Thanks for the Photo Techniques reference. As it happens I do have this copy and the article had slipped by me. I think I am going to recalibrate on Ilford.
I'm also counting some of 21 steps. An Omega B8, the
Originally Posted by jtcliff
21/4 x 31/4 Omega DII, exposes 5 x 7 sheets of the two
VC papers under test. Two not so minor issues:
One: 14 steps exceeds any of the three tables of
grade equivalents as published in Photo Techniques in
David Vestal's article Grading B&W Papers Accurately.
David recommends "... count every visible edge
between steps". Max black and paper white, I think,
count as steps. He is not clear. What ever, it is the
edges between. I'll post HIS table of edge count to
equivalent grade if you've not the article. I've the
article in P. Techniques Special #8.
Two: A count of steps after toning is of some
interest but is not any exact grading of the paper.
I think it was Ian Grant who recently mentioned
that there is more to step tablet reading than first

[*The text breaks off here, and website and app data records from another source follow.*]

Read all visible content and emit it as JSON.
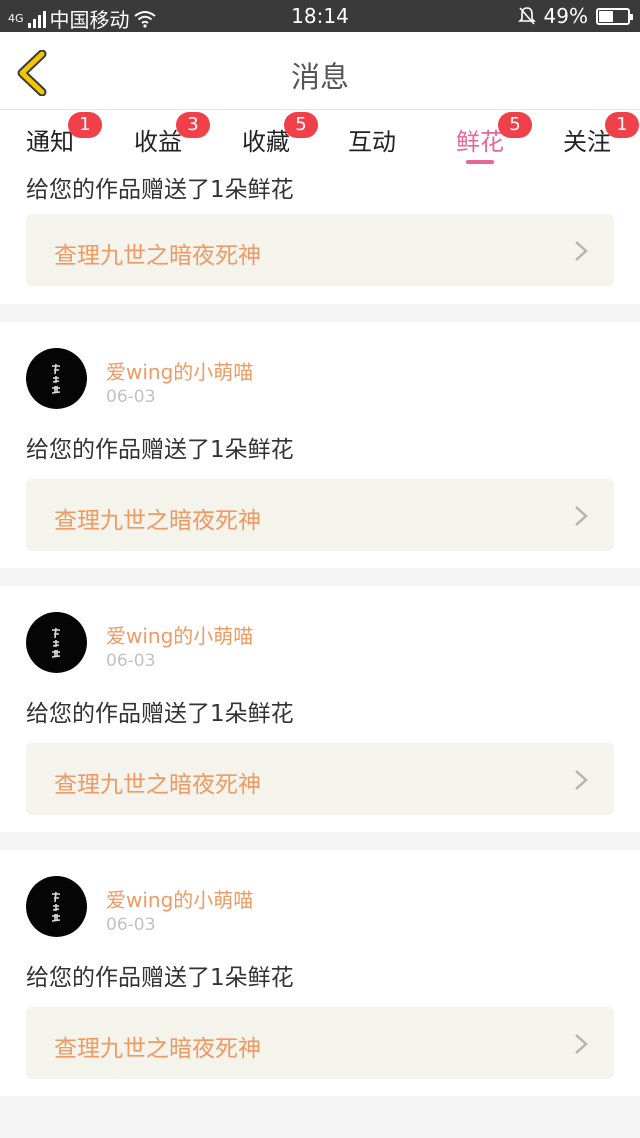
{
  "status_bar": {
    "network": "4G",
    "carrier": "中国移动",
    "time": "18:14",
    "battery": "49%",
    "battery_level": 0.49
  },
  "header": {
    "title": "消息"
  },
  "tabs": [
    {
      "label": "通知",
      "badge": "1"
    },
    {
      "label": "收益",
      "badge": "3"
    },
    {
      "label": "收藏",
      "badge": "5"
    },
    {
      "label": "互动",
      "badge": ""
    },
    {
      "label": "鲜花",
      "badge": "5",
      "active": true
    },
    {
      "label": "关注",
      "badge": "1"
    }
  ],
  "messages": [
    {
      "text": "给您的作品赠送了1朵鲜花",
      "work_title": "查理九世之暗夜死神"
    },
    {
      "user": "爱wing的小萌喵",
      "date": "06-03",
      "text": "给您的作品赠送了1朵鲜花",
      "work_title": "查理九世之暗夜死神"
    },
    {
      "user": "爱wing的小萌喵",
      "date": "06-03",
      "text": "给您的作品赠送了1朵鲜花",
      "work_title": "查理九世之暗夜死神"
    },
    {
      "user": "爱wing的小萌喵",
      "date": "06-03",
      "text": "给您的作品赠送了1朵鲜花",
      "work_title": "查理九世之暗夜死神"
    }
  ],
  "colors": {
    "accent_pink": "#e5679a",
    "badge_red": "#f0404a",
    "link_orange": "#ef9a63",
    "back_yellow": "#f2c700"
  }
}
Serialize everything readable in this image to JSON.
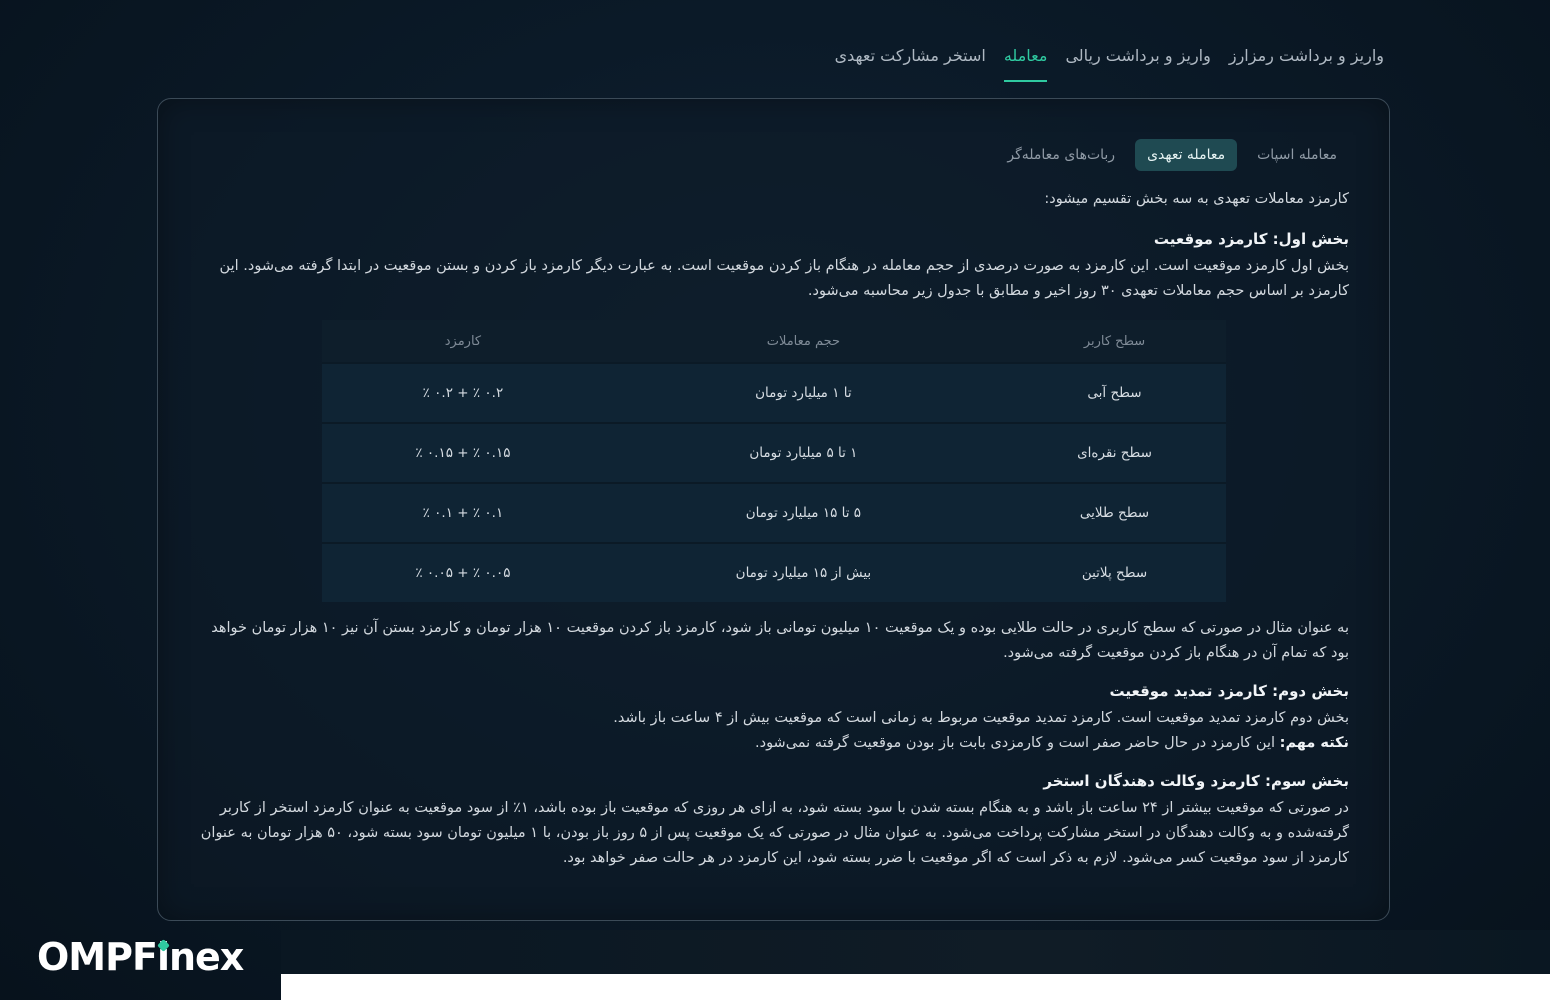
{
  "top_tabs": [
    {
      "label": "استخر مشارکت تعهدی",
      "active": false
    },
    {
      "label": "معامله",
      "active": true
    },
    {
      "label": "واریز و برداشت ریالی",
      "active": false
    },
    {
      "label": "واریز و برداشت رمزارز",
      "active": false
    }
  ],
  "sub_tabs": [
    {
      "label": "معامله اسپات",
      "active": false
    },
    {
      "label": "معامله تعهدی",
      "active": true
    },
    {
      "label": "ربات‌های معامله‌گر",
      "active": false
    }
  ],
  "content": {
    "intro": "کارمزد معاملات تعهدی به سه بخش تقسیم میشود:",
    "section1_title": "بخش اول: کارمزد موقعیت",
    "section1_text": "بخش اول کارمزد موقعیت است. این کارمزد به صورت درصدی از حجم معامله در هنگام باز کردن موقعیت است. به عبارت دیگر کارمزد باز کردن و بستن موقعیت در ابتدا گرفته می‌شود. این کارمزد بر اساس حجم معاملات تعهدی ۳۰ روز اخیر و مطابق با جدول زیر محاسبه می‌شود.",
    "table": {
      "headers": [
        "سطح کاربر",
        "حجم معاملات",
        "کارمزد"
      ],
      "rows": [
        [
          "سطح آبی",
          "تا ۱ میلیارد تومان",
          "٪ ۰.۲ + ٪ ۰.۲"
        ],
        [
          "سطح نقره‌ای",
          "۱ تا ۵ میلیارد تومان",
          "٪ ۰.۱۵ + ٪ ۰.۱۵"
        ],
        [
          "سطح طلایی",
          "۵ تا ۱۵ میلیارد تومان",
          "٪ ۰.۱ + ٪ ۰.۱"
        ],
        [
          "سطح پلاتین",
          "بیش از ۱۵ میلیارد تومان",
          "٪ ۰.۰۵ + ٪ ۰.۰۵"
        ]
      ]
    },
    "example_text": "به عنوان مثال در صورتی که سطح کاربری در حالت طلایی بوده و یک موقعیت ۱۰ میلیون تومانی باز شود، کارمزد باز کردن موقعیت ۱۰ هزار تومان و کارمزد بستن آن نیز ۱۰ هزار تومان خواهد بود که تمام آن در هنگام باز کردن موقعیت گرفته می‌شود.",
    "section2_title": "بخش دوم: کارمزد تمدید موقعیت",
    "section2_text": "بخش دوم کارمزد تمدید موقعیت است. کارمزد تمدید موقعیت مربوط به زمانی است که موقعیت بیش از ۴ ساعت باز باشد.",
    "note_label": "نکته مهم:",
    "note_text": " این کارمزد در حال حاضر صفر است و کارمزدی بابت باز بودن موقعیت گرفته نمی‌شود.",
    "section3_title": "بخش سوم: کارمزد وکالت دهندگان استخر",
    "section3_text": "در صورتی که موقعیت بیشتر از ۲۴ ساعت باز باشد و به هنگام بسته شدن با سود بسته شود، به ازای هر روزی که موقعیت باز بوده باشد، ۱٪ از سود موقعیت به عنوان کارمزد استخر از کاربر گرفته‌شده و به وکالت دهندگان در استخر مشارکت پرداخت می‌شود. به عنوان مثال در صورتی که یک موقعیت پس از ۵ روز باز بودن، با ۱ میلیون تومان سود بسته شود، ۵۰ هزار تومان به عنوان کارمزد از سود موقعیت کسر می‌شود. لازم به ذکر است که اگر موقعیت با ضرر بسته شود، این کارمزد در هر حالت صفر خواهد بود."
  },
  "logo": {
    "part1": "OMPF",
    "part2": "i",
    "part3": "nex"
  },
  "colors": {
    "accent": "#2fc9a0",
    "active_subtab_bg": "#1f4a52",
    "background": "#0b1a28"
  }
}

meets the eye. For example a paper's toe character
can be easy to see once past counting. Dan